The base functionality of the array allows you to capture performance statistics to a text file. The file can be captured manually or automatically for a specified time period and interval down to one minute. One text file is produced per capture or all captures can be written to one file. Also, I believe based on the information I read in the SNM2 manual you can do some graphing with the web interface, but it requires an additional license and personally I think the PowerGadgets graphs are better.

The 4 scripts I have started with are get-performance_processor.ps1, get-performance_ports.ps1, get-performance_raidgroups.ps1, get-performance_luns.ps1, which do pretty much what they say and produce the following PowerGadgets charts.


The chart group is a tabbed interface which allows you to tab through the controllers and ports/RG/LU/Procs depending on the script being used. Each script generates different groups of charts for different performance counters. I have not implemented all of the performance counters just the ones which are most important to me now. I will be improving these scripts over time and implementing more counters. Here is an example of how the script works.


After executing the script it will ask whether or not to collect data, if yes it will prompt for interval in minutes and time period. If no it will use previously collected data in the default output directory. Next it will ask to list data in text output. Then it will prompt for generation of each group of charts for ports, raid groups, luns or processors depending on the script run.

Now to the script.

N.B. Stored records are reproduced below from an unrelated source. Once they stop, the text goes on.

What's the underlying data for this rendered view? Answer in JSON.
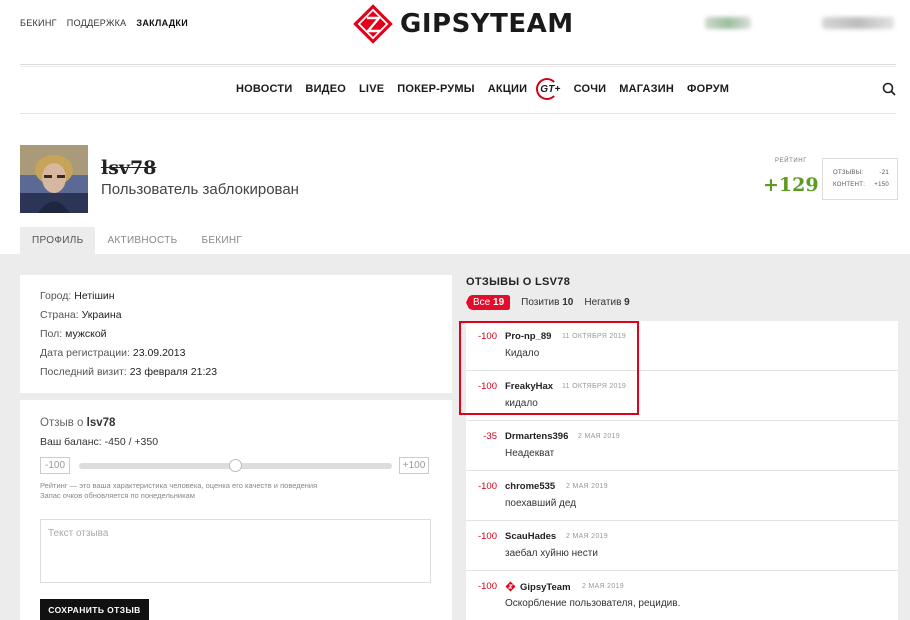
{
  "top_links": [
    {
      "label": "Бекинг",
      "active": false
    },
    {
      "label": "Поддержка",
      "active": false
    },
    {
      "label": "Закладки",
      "active": true
    }
  ],
  "brand": {
    "name": "GIPSYTEAM",
    "accent": "#e2001a"
  },
  "main_nav": [
    "НОВОСТИ",
    "ВИДЕО",
    "LIVE",
    "ПОКЕР-РУМЫ",
    "АКЦИИ",
    "GT+",
    "СОЧИ",
    "МАГАЗИН",
    "ФОРУМ"
  ],
  "profile": {
    "username": "lsv78",
    "status": "Пользователь заблокирован",
    "rating_label": "Рейтинг",
    "rating": "+129",
    "rating_color": "#5c9a22",
    "reviews_label": "Отзывы:",
    "reviews_value": "-21",
    "content_label": "Контент:",
    "content_value": "+150"
  },
  "tabs": [
    "Профиль",
    "Активность",
    "Бекинг"
  ],
  "info": {
    "city_label": "Город:",
    "city": "Нетішин",
    "country_label": "Страна:",
    "country": "Украина",
    "gender_label": "Пол:",
    "gender": "мужской",
    "reg_label": "Дата регистрации:",
    "reg": "23.09.2013",
    "visit_label": "Последний визит:",
    "visit": "23 февраля 21:23"
  },
  "review_form": {
    "title_prefix": "Отзыв о",
    "title_user": "lsv78",
    "balance": "Ваш баланс: -450 / +350",
    "min": "-100",
    "max": "+100",
    "slider_value": 0,
    "hint_line1": "Рейтинг — это ваша характеристика человека, оценка его качеств и поведения",
    "hint_line2": "Запас очков обновляется по понедельникам",
    "placeholder": "Текст отзыва",
    "save_label": "Сохранить отзыв"
  },
  "reviews_section": {
    "heading": "Отзывы о lsv78",
    "filters": {
      "all_label": "Все",
      "all_count": "19",
      "pos_label": "Позитив",
      "pos_count": "10",
      "neg_label": "Негатив",
      "neg_count": "9"
    },
    "items": [
      {
        "score": "-100",
        "author": "Pro-np_89",
        "date": "11 октября 2019",
        "text": "Кидало"
      },
      {
        "score": "-100",
        "author": "FreakyHax",
        "date": "11 октября 2019",
        "text": "кидало"
      },
      {
        "score": "-35",
        "author": "Drmartens396",
        "date": "2 мая 2019",
        "text": "Неадекват"
      },
      {
        "score": "-100",
        "author": "chrome535",
        "date": "2 мая 2019",
        "text": "поехавший дед"
      },
      {
        "score": "-100",
        "author": "ScauHades",
        "date": "2 мая 2019",
        "text": "заебал хуйню нести"
      },
      {
        "score": "-100",
        "author": "GipsyTeam",
        "date": "2 мая 2019",
        "text": "Оскорбление пользователя, рецидив."
      }
    ]
  }
}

All of the scripts rely on the start-session.ps1 script and also require a password file be set for logging into the array. Additionally, an array has to be registered.

Example 1 shows a PowerShell script which will register an array and set the admin password.

You will need to replace ARRAYNAME, USERNAME and the IP Addresses for your environment.

 Example 2 shows the start-session PowerShell script which defines environmental information.

You will need to change the paths and ARRAYNAME for your environment.

Example 3 shows the get-performance_processor.ps1 script

This script collects the data from the array in separate files. Reads the pertinent data from the files and transforms it into object form which is fed into the PowerGadgets out-chart cmdlet. The other three scripts are longer as they digest more information.

To use these scripts you will need PowerShell, PowerGadgets( this a pay product with a free trial ), SNM2 CLI, and the script files attached to this post. Oh and an HDS AMS 2000 array.

Here are the script dowmloads

Save the files to your script directory and change the extensions to .ps1

I hope someone finds this useful.